To be an exceptional airport system generating prosperity for South Texas.
Empowered, professional team providing optimal air service and a phenomenal customer experience.
San Antonio International Airport
- Built in July 1941 as a military base and became a commercial airport in 1953.
- Over 2,600 acres with two terminals
- 11 domestic and international airlines provide regular commercial service
- All-weather Runway 13R/31L is 8,502 feet long & 150 feet wide.
- All-weather Runway 4/22 is 8,505 feet long & 150 feet wide.
- General Aviation Runway 12L/30R is 5,519 feet long and 100 feet wide
- A Federal Inspection Station processes international flight arrivals. The station supports operations of the U.S. Dept. of Homeland Security and the U.S. Animal and Plant Health Inspection Service.

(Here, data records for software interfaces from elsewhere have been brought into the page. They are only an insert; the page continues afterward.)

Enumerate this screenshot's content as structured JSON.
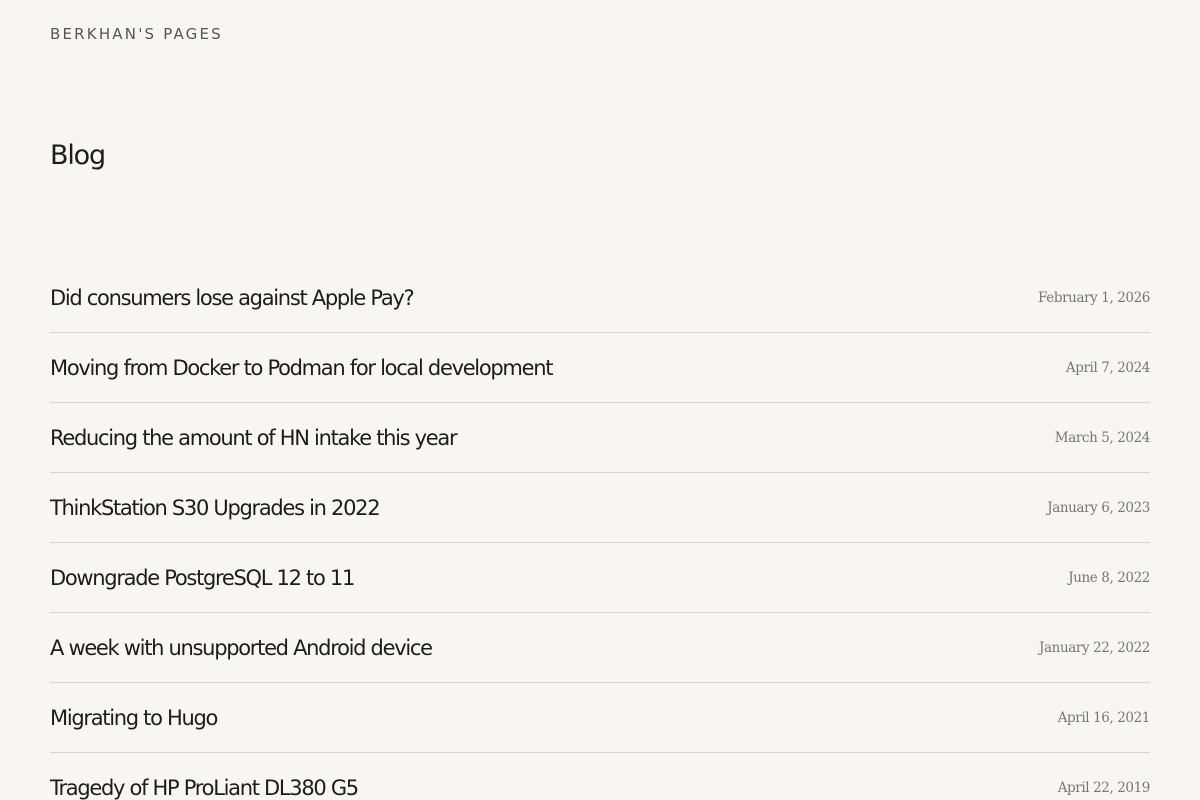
{
  "site": {
    "title": "BERKHAN'S PAGES"
  },
  "page": {
    "title": "Blog"
  },
  "posts": [
    {
      "title": "Did consumers lose against Apple Pay?",
      "date": "February 1, 2026"
    },
    {
      "title": "Moving from Docker to Podman for local development",
      "date": "April 7, 2024"
    },
    {
      "title": "Reducing the amount of HN intake this year",
      "date": "March 5, 2024"
    },
    {
      "title": "ThinkStation S30 Upgrades in 2022",
      "date": "January 6, 2023"
    },
    {
      "title": "Downgrade PostgreSQL 12 to 11",
      "date": "June 8, 2022"
    },
    {
      "title": "A week with unsupported Android device",
      "date": "January 22, 2022"
    },
    {
      "title": "Migrating to Hugo",
      "date": "April 16, 2021"
    },
    {
      "title": "Tragedy of HP ProLiant DL380 G5",
      "date": "April 22, 2019"
    }
  ]
}
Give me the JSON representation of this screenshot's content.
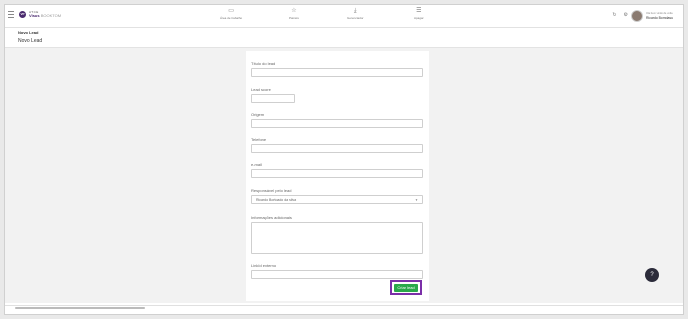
{
  "header": {
    "logo_top": "ATCE",
    "logo_brand": "Visus",
    "logo_suffix": "BOOKTOM",
    "logo_mark": "VP",
    "nav": [
      {
        "icon": "▭",
        "icon_name": "monitor-icon",
        "label": "Área de trabalho"
      },
      {
        "icon": "☆",
        "icon_name": "star-icon",
        "label": "Painéis"
      },
      {
        "icon": "⤓",
        "icon_name": "download-icon",
        "label": "Gerenciador"
      },
      {
        "icon": "☰",
        "icon_name": "list-icon",
        "label": "Apagar"
      }
    ],
    "right_icons": [
      {
        "icon": "↻",
        "icon_name": "refresh-icon"
      },
      {
        "icon": "⚙",
        "icon_name": "gear-icon"
      }
    ],
    "user_hello": "Ola bem vindo de volta",
    "user_name": "Ricardo Bomdasu"
  },
  "breadcrumb": "Novo Lead",
  "page_title": "Novo Lead",
  "form": {
    "fields": {
      "titulo": {
        "label": "Título do lead",
        "value": ""
      },
      "score": {
        "label": "Lead score",
        "value": ""
      },
      "origem": {
        "label": "Origem",
        "value": ""
      },
      "telefone": {
        "label": "Telefone",
        "value": ""
      },
      "email": {
        "label": "e-mail",
        "value": ""
      },
      "responsavel": {
        "label": "Responsável pelo lead",
        "value": "Ricardo Bortoado da silva"
      },
      "informacoes": {
        "label": "Informações adicionais",
        "value": ""
      },
      "linkid": {
        "label": "LinkId externo",
        "value": ""
      }
    },
    "submit_label": "Criar lead"
  },
  "help_icon": "?",
  "colors": {
    "brand": "#4a2a6e",
    "submit": "#2aa84a",
    "highlight": "#7b2fa8"
  }
}
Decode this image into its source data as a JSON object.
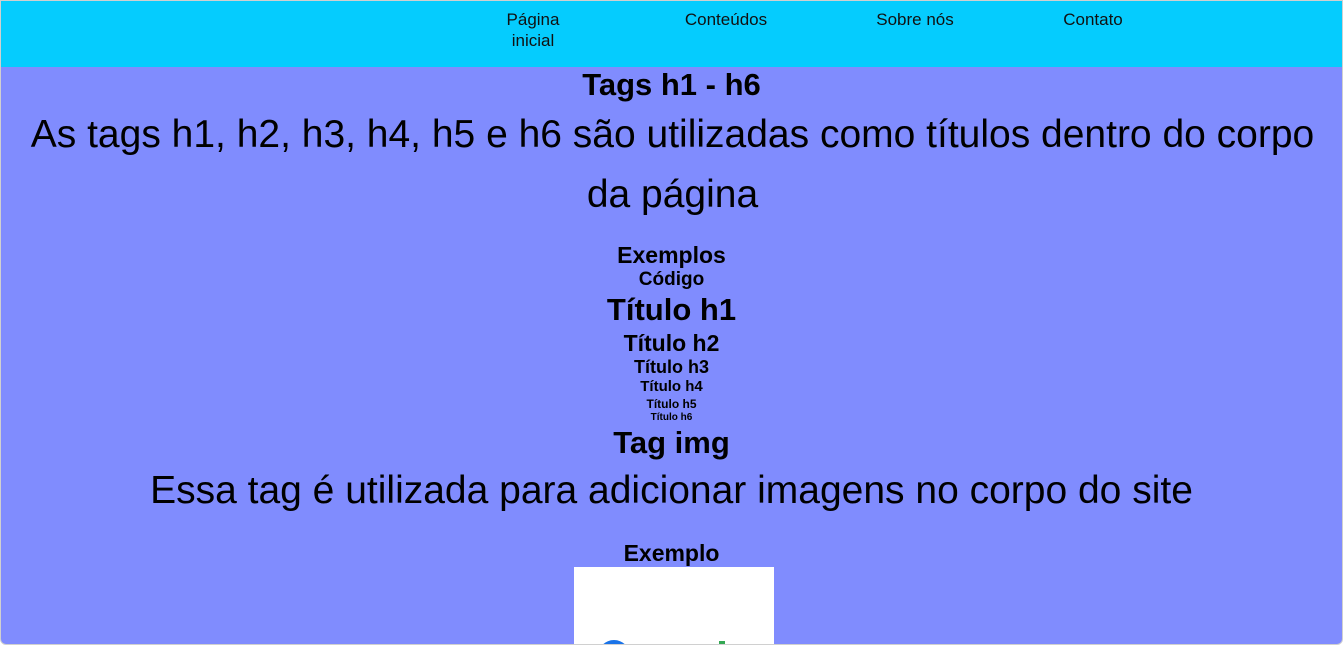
{
  "nav": {
    "items": [
      {
        "label": "Página inicial"
      },
      {
        "label": "Conteúdos"
      },
      {
        "label": "Sobre nós"
      },
      {
        "label": "Contato"
      }
    ]
  },
  "main": {
    "section_tags_title": "Tags h1 - h6",
    "section_tags_description": "As tags h1, h2, h3, h4, h5 e h6 são utilizadas como títulos dentro do corpo da página",
    "examples_heading": "Exemplos",
    "code_heading": "Código",
    "examples": {
      "h1": "Título h1",
      "h2": "Título h2",
      "h3": "Título h3",
      "h4": "Título h4",
      "h5": "Título h5",
      "h6": "Título h6"
    },
    "section_img_title": "Tag img",
    "section_img_description": "Essa tag é utilizada para adicionar imagens no corpo do site",
    "example_heading": "Exemplo"
  },
  "colors": {
    "nav_background": "#05ccfe",
    "page_background": "#808cfe",
    "image_background": "#ffffff"
  }
}
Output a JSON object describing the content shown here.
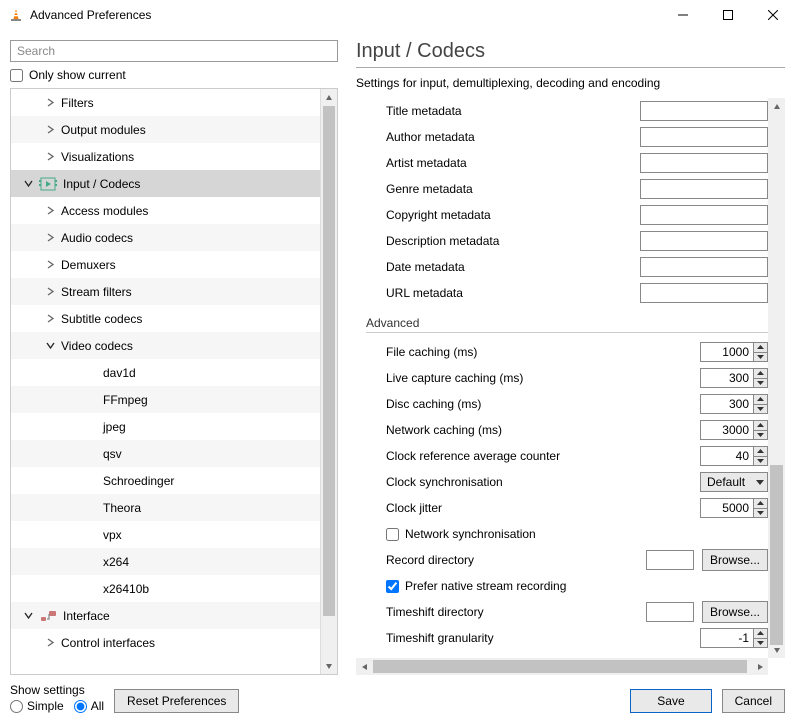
{
  "window": {
    "title": "Advanced Preferences"
  },
  "left": {
    "search_placeholder": "Search",
    "only_show_current": "Only show current",
    "tree": [
      {
        "label": "Filters",
        "indent": 1,
        "chev": "right",
        "icon": false,
        "sel": false
      },
      {
        "label": "Output modules",
        "indent": 1,
        "chev": "right",
        "icon": false,
        "sel": false
      },
      {
        "label": "Visualizations",
        "indent": 1,
        "chev": "right",
        "icon": false,
        "sel": false
      },
      {
        "label": "Input / Codecs",
        "indent": 0,
        "chev": "down",
        "icon": "codec",
        "sel": true
      },
      {
        "label": "Access modules",
        "indent": 1,
        "chev": "right",
        "icon": false,
        "sel": false
      },
      {
        "label": "Audio codecs",
        "indent": 1,
        "chev": "right",
        "icon": false,
        "sel": false
      },
      {
        "label": "Demuxers",
        "indent": 1,
        "chev": "right",
        "icon": false,
        "sel": false
      },
      {
        "label": "Stream filters",
        "indent": 1,
        "chev": "right",
        "icon": false,
        "sel": false
      },
      {
        "label": "Subtitle codecs",
        "indent": 1,
        "chev": "right",
        "icon": false,
        "sel": false
      },
      {
        "label": "Video codecs",
        "indent": 1,
        "chev": "down",
        "icon": false,
        "sel": false
      },
      {
        "label": "dav1d",
        "indent": 2,
        "chev": "",
        "icon": false,
        "sel": false
      },
      {
        "label": "FFmpeg",
        "indent": 2,
        "chev": "",
        "icon": false,
        "sel": false
      },
      {
        "label": "jpeg",
        "indent": 2,
        "chev": "",
        "icon": false,
        "sel": false
      },
      {
        "label": "qsv",
        "indent": 2,
        "chev": "",
        "icon": false,
        "sel": false
      },
      {
        "label": "Schroedinger",
        "indent": 2,
        "chev": "",
        "icon": false,
        "sel": false
      },
      {
        "label": "Theora",
        "indent": 2,
        "chev": "",
        "icon": false,
        "sel": false
      },
      {
        "label": "vpx",
        "indent": 2,
        "chev": "",
        "icon": false,
        "sel": false
      },
      {
        "label": "x264",
        "indent": 2,
        "chev": "",
        "icon": false,
        "sel": false
      },
      {
        "label": "x26410b",
        "indent": 2,
        "chev": "",
        "icon": false,
        "sel": false
      },
      {
        "label": "Interface",
        "indent": 0,
        "chev": "down",
        "icon": "interface",
        "sel": false
      },
      {
        "label": "Control interfaces",
        "indent": 1,
        "chev": "right",
        "icon": false,
        "sel": false
      }
    ]
  },
  "page": {
    "title": "Input / Codecs",
    "subtitle": "Settings for input, demultiplexing, decoding and encoding",
    "meta": [
      "Title metadata",
      "Author metadata",
      "Artist metadata",
      "Genre metadata",
      "Copyright metadata",
      "Description metadata",
      "Date metadata",
      "URL metadata"
    ],
    "advanced_heading": "Advanced",
    "spins": [
      {
        "label": "File caching (ms)",
        "value": "1000"
      },
      {
        "label": "Live capture caching (ms)",
        "value": "300"
      },
      {
        "label": "Disc caching (ms)",
        "value": "300"
      },
      {
        "label": "Network caching (ms)",
        "value": "3000"
      },
      {
        "label": "Clock reference average counter",
        "value": "40"
      }
    ],
    "clock_sync_label": "Clock synchronisation",
    "clock_sync_value": "Default",
    "clock_jitter": {
      "label": "Clock jitter",
      "value": "5000"
    },
    "net_sync": "Network synchronisation",
    "record_dir_label": "Record directory",
    "browse": "Browse...",
    "prefer_native": "Prefer native stream recording",
    "timeshift_dir_label": "Timeshift directory",
    "timeshift_gran": {
      "label": "Timeshift granularity",
      "value": "-1"
    }
  },
  "footer": {
    "show_settings": "Show settings",
    "simple": "Simple",
    "all": "All",
    "reset": "Reset Preferences",
    "save": "Save",
    "cancel": "Cancel"
  }
}
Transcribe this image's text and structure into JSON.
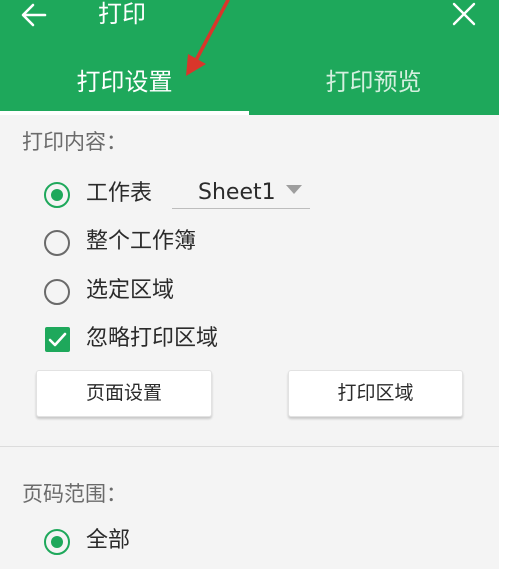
{
  "colors": {
    "accent": "#1ea85b",
    "annotation_arrow": "#d9362b"
  },
  "header": {
    "title": "打印",
    "back_icon": "arrow-left-icon",
    "close_icon": "close-icon"
  },
  "tabs": [
    {
      "label": "打印设置",
      "active": true
    },
    {
      "label": "打印预览",
      "active": false
    }
  ],
  "print_content": {
    "title": "打印内容：",
    "options": [
      {
        "label": "工作表",
        "checked": true
      },
      {
        "label": "整个工作簿",
        "checked": false
      },
      {
        "label": "选定区域",
        "checked": false
      }
    ],
    "sheet_select": {
      "value": "Sheet1"
    },
    "ignore_print_area": {
      "label": "忽略打印区域",
      "checked": true
    },
    "buttons": {
      "page_setup": "页面设置",
      "print_area": "打印区域"
    }
  },
  "page_range": {
    "title": "页码范围：",
    "options": [
      {
        "label": "全部",
        "checked": true
      }
    ]
  }
}
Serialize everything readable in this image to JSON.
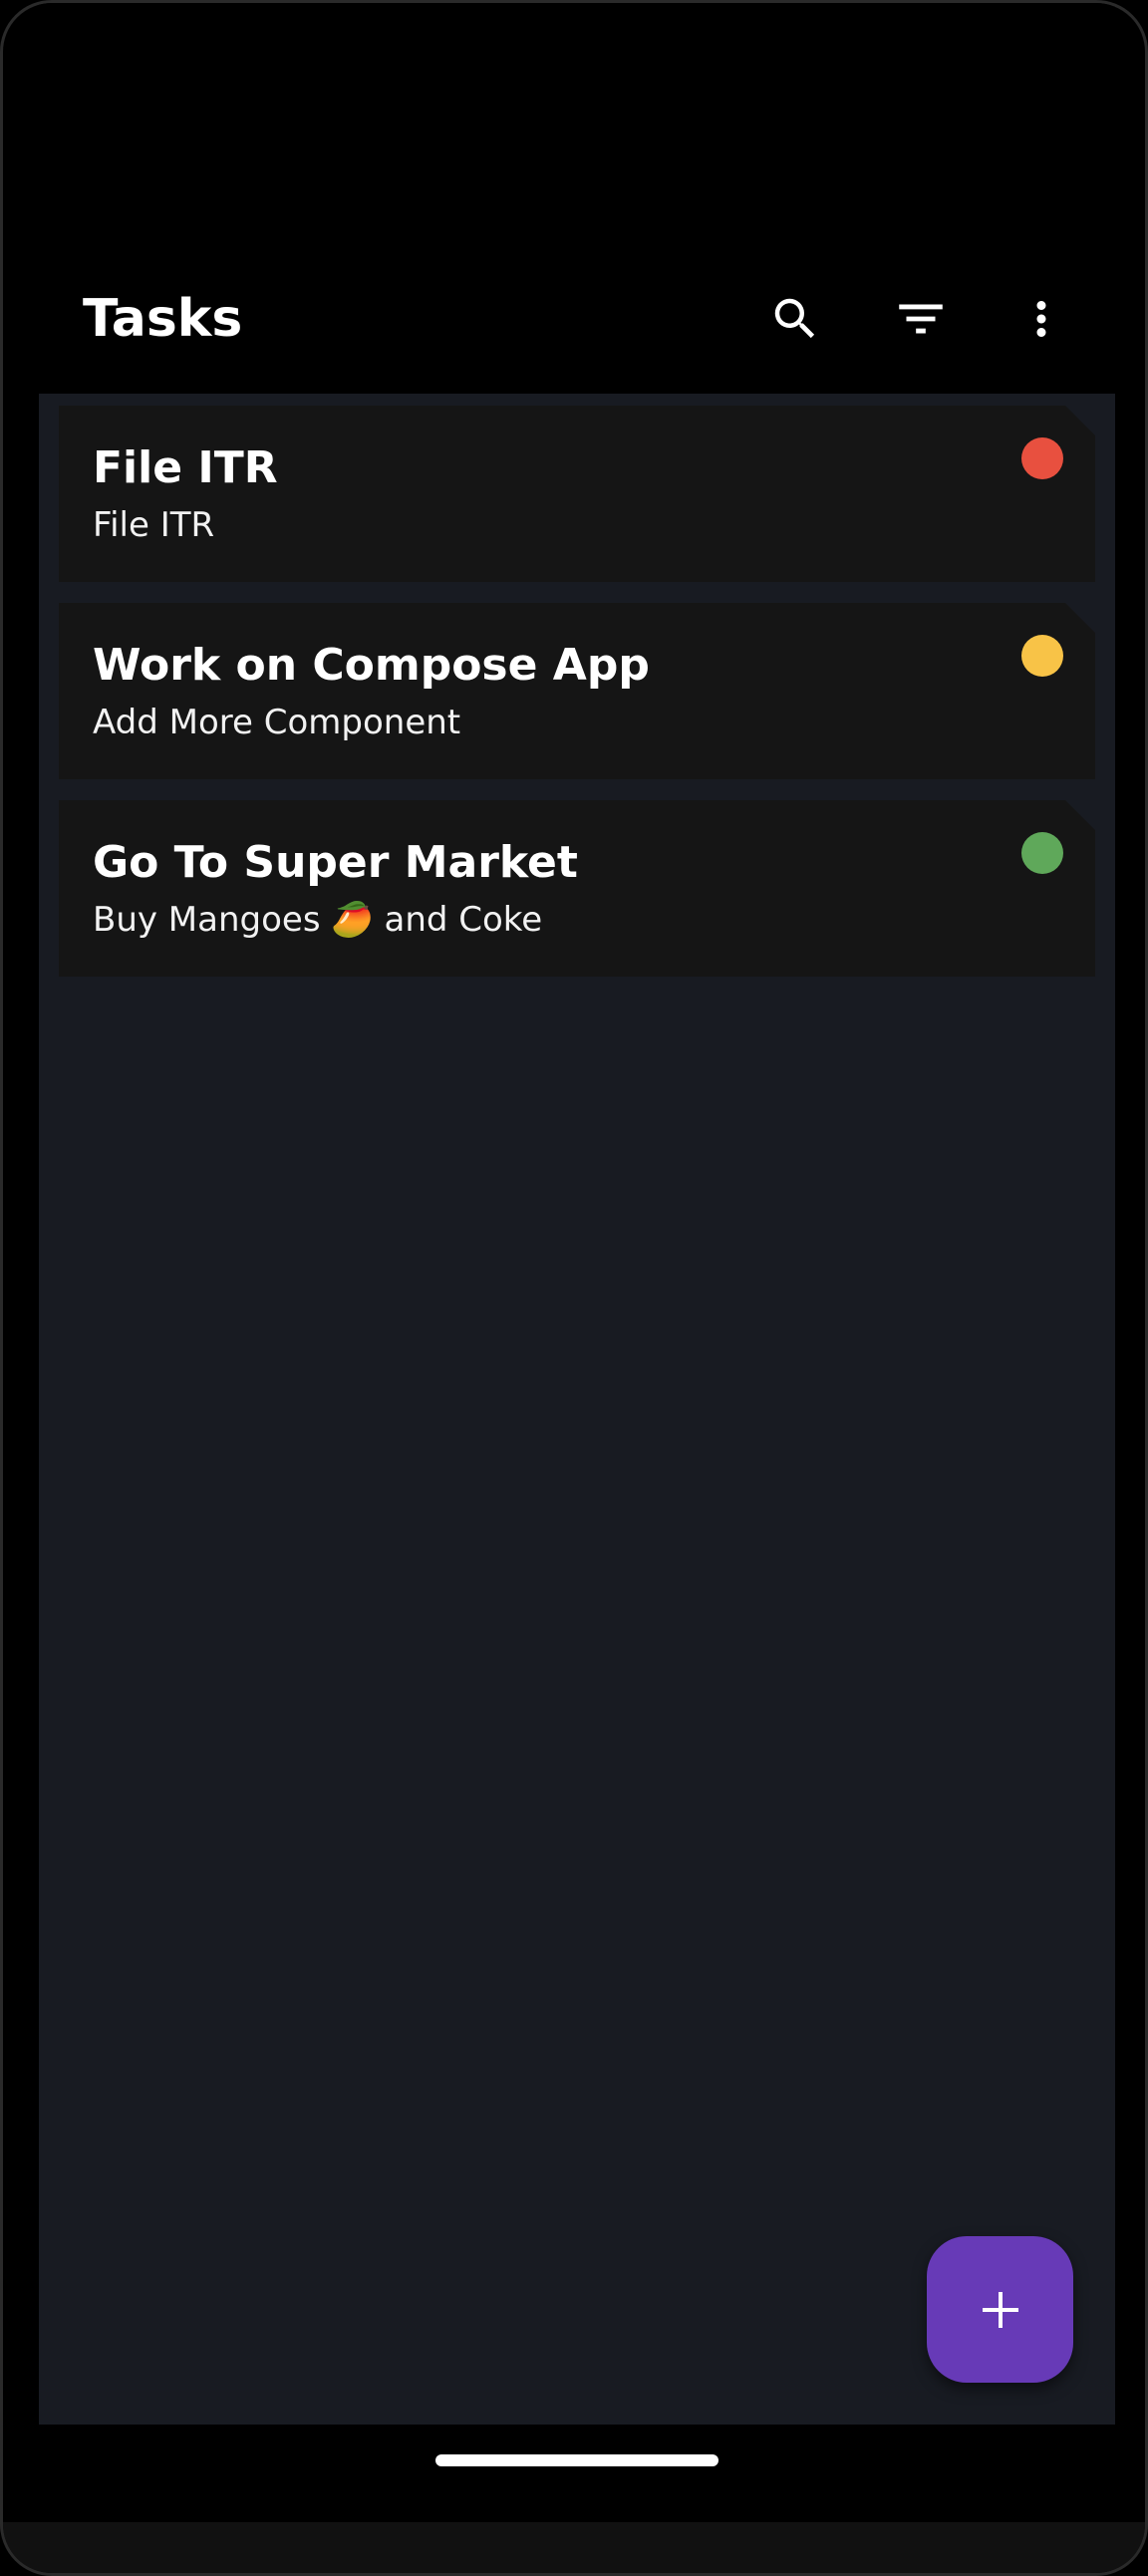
{
  "app_bar": {
    "title": "Tasks",
    "actions": [
      {
        "icon": "search-icon"
      },
      {
        "icon": "filter-list-icon"
      },
      {
        "icon": "more-vert-icon"
      }
    ]
  },
  "tasks": [
    {
      "title": "File ITR",
      "description": "File ITR",
      "priority_color": "#e8503f"
    },
    {
      "title": "Work on Compose App",
      "description": "Add More Component",
      "priority_color": "#f8c347"
    },
    {
      "title": "Go To Super Market",
      "description": "Buy Mangoes 🥭 and Coke",
      "priority_color": "#5fa85a"
    }
  ],
  "fab": {
    "icon": "plus-icon",
    "color": "#673ab7"
  },
  "colors": {
    "background": "#000000",
    "surface": "#181b22",
    "card": "#151515"
  }
}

Stinson Municipal Airport
- Built in 1915 by the Stinson Family and is the second oldest continuing operating general aviation airport
- Over 360 acres with one terminal
- Serves as a general aviation reliever airport for San Antonio International Airport
- Runway 9/27 is 5,000 and 100 feet wide
- Runway 14/32 is 4,128 and 100 feet wide
Jesus H. Saenz, Jr., IAP
Director of Airports
Thomas Bartlett, C.M.
Aviation Deputy Director
Ryan E. Rocha, A.A.E., IAP
Chief of Operations
SAAS Organizational Structure
While Vision 2050 is the current master plan for the San Antonio International Airport, the results of our current study will update the Master Plan to provide a thoroughly comprehensive analysis of the development of our site to accommodate the growth of the region not only 20 years in the future, but over a 50 year planning horizon. Please click the following link to be directed to the Strategic Development Plan web page www.sanantonio.gov/SATfuture.
In 2009, the City of San Antonio initiated the development of Vision 2050, the Master Plan of the San Antonio International Airport. Vision 2050 identifies the development options regarding land use, facilities and services to ensure that the airport meets its strategic objectives and can accommodate expected levels of activity over the next 20 years.
The nearly two year process included input from more than 90 individuals representing close to 70 organizations, including universities, businesses, chambers of commerce, local municipalities, tourism and community organizations, local utilities and transportation entities. The individuals served on three key stakeholder committees — the Ad Hoc, Technical Advisory and Community Advisory.
The Ad Hoc Advisory Committee was chaired by Mayor Julian Castro and included Council members Elisa Chan (District 9), Jennifer Ramos (District 3) and John Clamp (District 10) as well as City Manager Sheryl Sculley. It served as the policy-oriented group that guided the efforts of the Consultant team and advised on the future of the San Antonio region and the vision that the Airport should have to support the region’s future. The group included executives from Bexar County, Port San Antonio, VIA Metropolitan Transit, Texas Department of Transportation, large corporate employers and other regional entities.
The Technical Advisory Committee included key stakeholders with particular technical knowledge or orientation that contributed to the development of the Vision 2050 Airport Master Plan. Stakeholder groups included the Aviation Department, utilities, transportation organizations and airlines. The committee advised on technical matters relating to specific airport plans and concepts.
The Community Advisory Committee represented such key stakeholders such as local municipalities, public art groups, tourism organizations and other special interest groups who offered input on historical, community and regional information that was considered in creating the Vision 2050 Airport Master Plan. The members advised on community concerns and goals as input to the airport plans.
The Technical Advisory and Community Advisory Committees met first. Their comments were then shared with the Ad Hoc Committee. Overall, the committees met five times from November 2009 through January 2011 to develop Vision 2050. At each meeting, questions raised were recorded and the answers were shared with the other committee members before the next meeting. The questions and concerns were also integrated into the next meeting so each committee member was fully-informed.
In addition to the committee meetings, two well-attended public meetings were held to allow the public to ask questions on the Master Plan.
The final recommendations of Vision 2050 can be encapsulated in the following:
- Master Plan seeks to accommodate activity growth with facilities sized to meet that growth
- Common use airline gates can delay need for terminal expansion
- Airfield “infill areas” improve efficiency of apron/gate interface
- Property acquisition can enhance non-aeronautical revenues
- Commercial development concept established
- Multimodal concepts position San Antonio International Airport as a regional transportation hub
- Interface with Austin-San Antonio Rail Corridor
- Opportunity for a VIA transit hub